For more information on the hijab, click here.
Fashion in America has a quick expiration date and is often sexualized. People typically switch to the latest fad and never look back. However, in some parts of the world, the same styles have been circulating for centuries. Both the sari and hijab transcend trends and are still worn by women today to express older beliefs, traditions and ideas about sexuality.
The sari has links to Hinduism, but Indian women of all religious faiths wear it, and it has strong ties to Indian culture. In India and parts of America that have large Indian communities, the sari is worn on a regular basis. However, in places such as Columbia, the sari is used for visits to the temple and other religious and social events such as birthdays and anniversaries — not for everyday wear.
Imagine Fashion Week in New York with women walking down the runway wrapped in bright fabrics covered with beads and crystals. This happens in India; fabrics, colors, patterns and even the ways of wrapping the sari change with seasons. “People in India follow the trends very religiously,” says Alagu Visvanathan, a practicing Hindu.
The color red has always been traditional dress for women wearing saris at their wedding because it represents vitality.
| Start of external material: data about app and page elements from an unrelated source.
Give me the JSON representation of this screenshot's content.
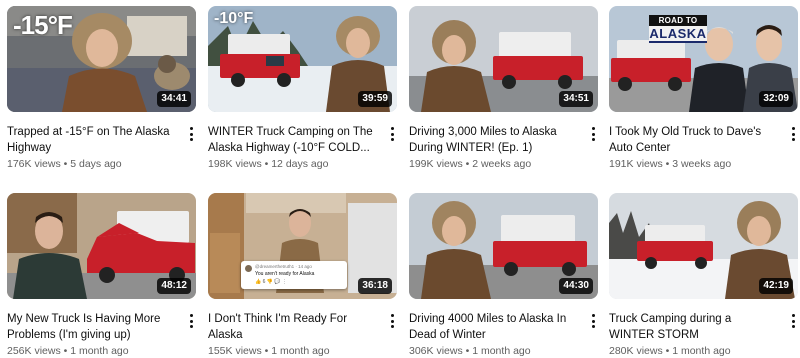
{
  "videos": [
    {
      "title": "Trapped at -15°F on The Alaska Highway",
      "views": "176K views",
      "age": "5 days ago",
      "duration": "34:41",
      "overlay": "-15°F"
    },
    {
      "title": "WINTER Truck Camping on The Alaska Highway (-10°F COLD...",
      "views": "198K views",
      "age": "12 days ago",
      "duration": "39:59",
      "overlay": "-10°F"
    },
    {
      "title": "Driving 3,000 Miles to Alaska During WINTER! (Ep. 1)",
      "views": "199K views",
      "age": "2 weeks ago",
      "duration": "34:51"
    },
    {
      "title": "I Took My Old Truck to Dave's Auto Center",
      "views": "191K views",
      "age": "3 weeks ago",
      "duration": "32:09",
      "badge_small": "ROAD TO",
      "badge_big": "ALASKA"
    },
    {
      "title": "My New Truck Is Having More Problems (I'm giving up)",
      "views": "256K views",
      "age": "1 month ago",
      "duration": "48:12"
    },
    {
      "title": "I Don't Think I'm Ready For Alaska",
      "views": "155K views",
      "age": "1 month ago",
      "duration": "36:18",
      "comment_user": "@dreamerthetruth1 · 14 ago",
      "comment_text": "You aren't ready for Alaska",
      "comment_actions": "👍 6 👎 💬 ⋮"
    },
    {
      "title": "Driving 4000 Miles to Alaska In Dead of Winter",
      "views": "306K views",
      "age": "1 month ago",
      "duration": "44:30"
    },
    {
      "title": "Truck Camping during a WINTER STORM",
      "views": "280K views",
      "age": "1 month ago",
      "duration": "42:19"
    }
  ],
  "separator": " • ",
  "colors": {
    "truck_red": "#c8202a",
    "camper_white": "#f3f3f3",
    "duration_bg": "#000000",
    "meta_text": "#606060"
  }
}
Although the sari can be expensive (ranging from $200-500), it can be worn no matter a woman’s size because the wrapping makes it one-size-fits-all. “It’s part of the appeal,” Visvanathan says. “I can share with my mom and my sister and my mother-in-law.”
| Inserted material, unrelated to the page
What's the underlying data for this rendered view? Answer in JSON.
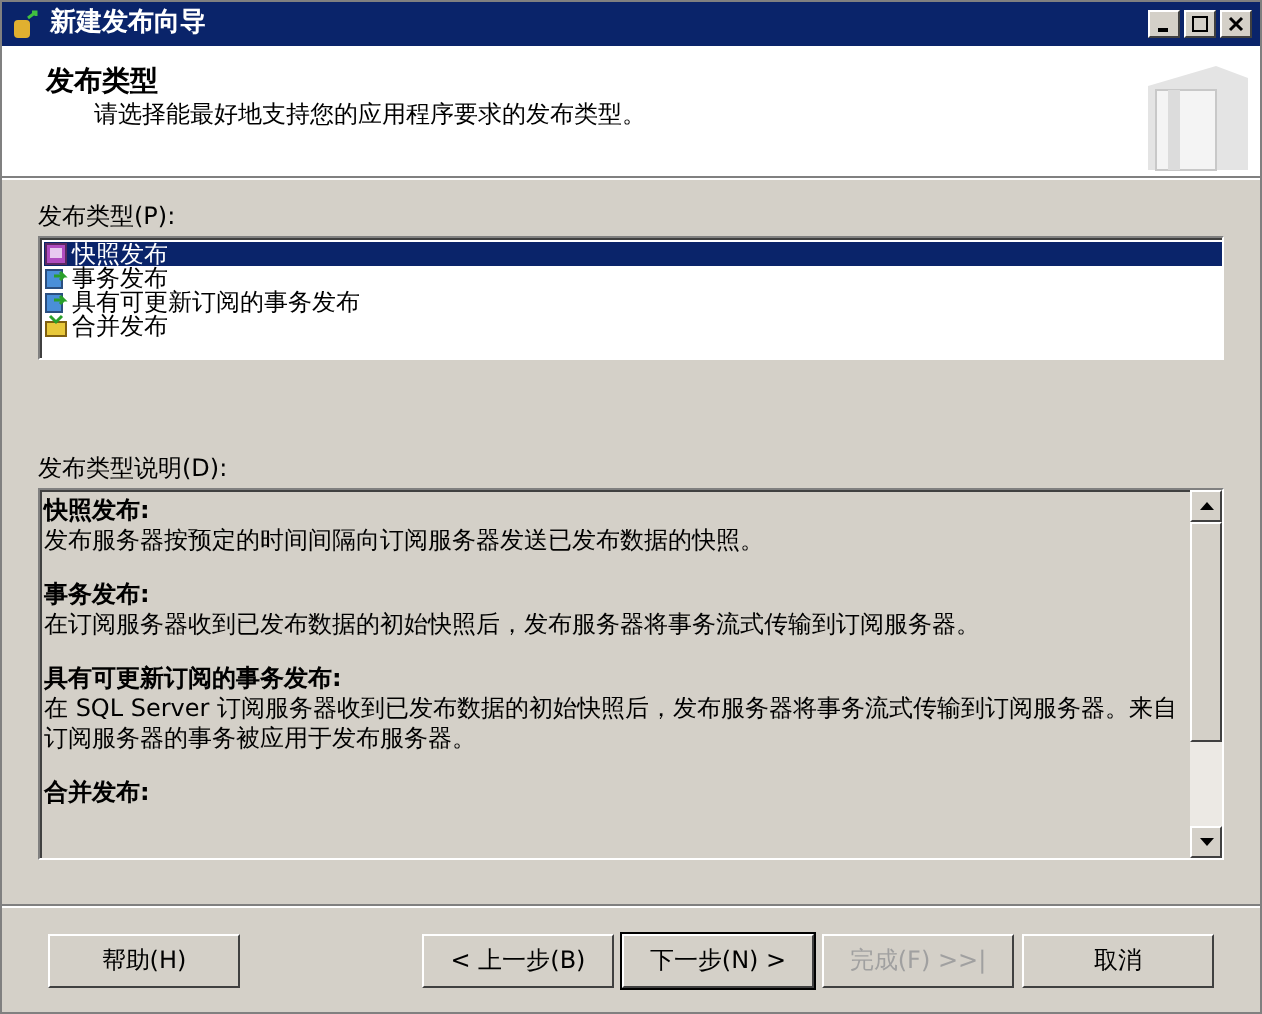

A sari refers to the whole piece of clothing while hijab can refer to both the head covering and the way a woman should act and how she should cover herself. This excludes the face, hands and feet. Zahra Rasool, a practicing Muslim and MU international student from India, says she wears a hijab so people will judge her based on her capabilities as a person rather than looks.
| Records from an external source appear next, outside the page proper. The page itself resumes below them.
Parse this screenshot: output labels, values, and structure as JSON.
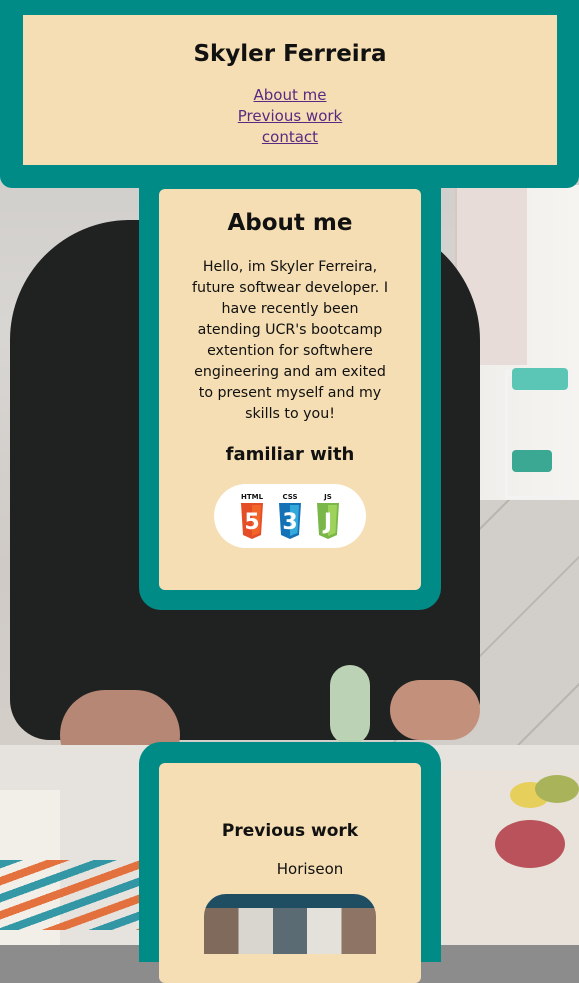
{
  "header": {
    "title": "Skyler Ferreira",
    "nav": [
      {
        "label": "About me"
      },
      {
        "label": "Previous work"
      },
      {
        "label": "contact"
      }
    ]
  },
  "about": {
    "title": "About me",
    "text": "Hello, im Skyler Ferreira, future softwear developer. I have recently been atending UCR's bootcamp extention for softwhere engineering and am exited to present myself and my skills to you!",
    "familiar_title": "familiar with",
    "skills": [
      {
        "label": "HTML",
        "number": "5",
        "color": "#e44d26",
        "icon": "html5-icon"
      },
      {
        "label": "CSS",
        "number": "3",
        "color": "#2965f1",
        "icon": "css3-icon"
      },
      {
        "label": "JS",
        "number": "J",
        "color": "#8cc84b",
        "icon": "js-icon"
      }
    ]
  },
  "work": {
    "title": "Previous work",
    "projects": [
      {
        "name": "Horiseon"
      }
    ]
  },
  "colors": {
    "frame": "#008b87",
    "card": "#f5deb3",
    "link": "#5a2a82"
  }
}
A common misconception about the hijab is that Muslim women are forced to wear it. “You can’t force anyone to do the hijab,” Rasool says. “You do it by choice because it doesn’t make sense doing it without understanding — it defeats the purpose.” Roya Firozi, also a practicing Muslim and MU student, only wears the hijab when praying. She believes each woman should choose if she should wear the hijab based on her belief in the Quran. “I respect those who do wear hijab, and I don’t have any problem with those who don’t,” she says.
Muslim women who wear a hijab choose from any clothing style as long as it covers properly and is loose-fitting. “Just like any other girl, I enjoy dressing up, too,” Rasool says. The head covering even gives an added fashion statement. American women usually wear trendy scarves in specific seasons, but Muslim women wear them year-round as a head scarf. But Arwa Mohammad, another practicing Muslim, says fashion should always come second to the purpose of hijab. “I have to adapt my fashion sense within the parameters of what I’ve learned the religion to be,” she says.
The hijab and sari might serve different purposes, but they both stand out as unique attire. Both articles of clothing have endured centuries with only minor adjustments. “A lot of the older people are concerned with comfort, and so a lot of women wear the overall covering,” Rasool says of the hijab. “The younger generation is a lot more fashion conscious because they want to stay up-to-date and dress up fashionably. I think the younger generation is more in tune with the current trends.”